Nonetheless, in the Response the Respondent has certified inter alia that to the best of his knowledge, the information contained in the Response is complete and accurate and this includes the Respondentís statement that he has been known by the name "Patrick" since birth.

Furthermore, it has been noted by this Administrative Panel that the Administrative Contact Name, the Billing Contact Name, and the Technical Contact Name on the WHOIS database is given as "PATRICK +FREY". Furthermore the letters "purplepatrick" form part of the Respondentís e-mail address as provided on the WHOIS database. These are indications that the Respondent is correct in his claim that his personal name is Patrick.

While one may entertain suspicions as to why the Respondent registered the domain name using his initials "PF" rather than his full name, and as to why the Respondent has not furnished any actual evidence of his identity and use of the name "Patrick", there is no reason why this Administrative Panel should not accept the Respondentís claim that "Patrick" is his personal name. The onus rests on the Complainant to prove its case.

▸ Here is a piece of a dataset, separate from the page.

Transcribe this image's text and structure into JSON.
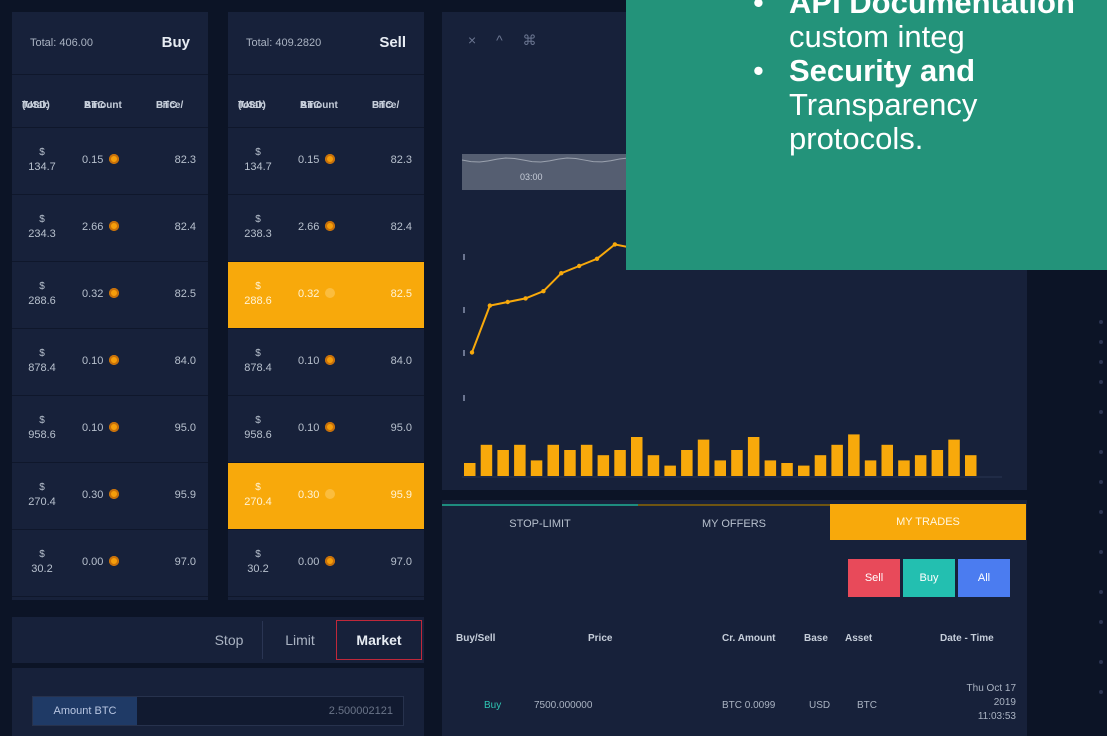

In the view of this Administrative Panel, the Complainant has failed to establish, on the balance of probabilities, that the Respondent has no rights or legitimate interest in the domain name and the application must fail.

Bad Faith

In the circumstances, as the Claimant is required to establish each of the three elements in paragraph 4(a) of STOP, and has failed to establish the second element, it is not necessary to consider the issue of bad faith.

7. Decision

With specific reference to Paragraphs 4(i) of the STOP and 15 of the STOP Rules this Administrative Panel finds that the Complainant has failed to has failed to establish that the Respondent has no rights or legitimate interest in the domain name <patrick.biz> as required by paragraph 4(a)(ii) of the STOP. This Application must therefore be refused.

 


 

James Bridgeman
Sole Panelist

Dated: August 7, 2002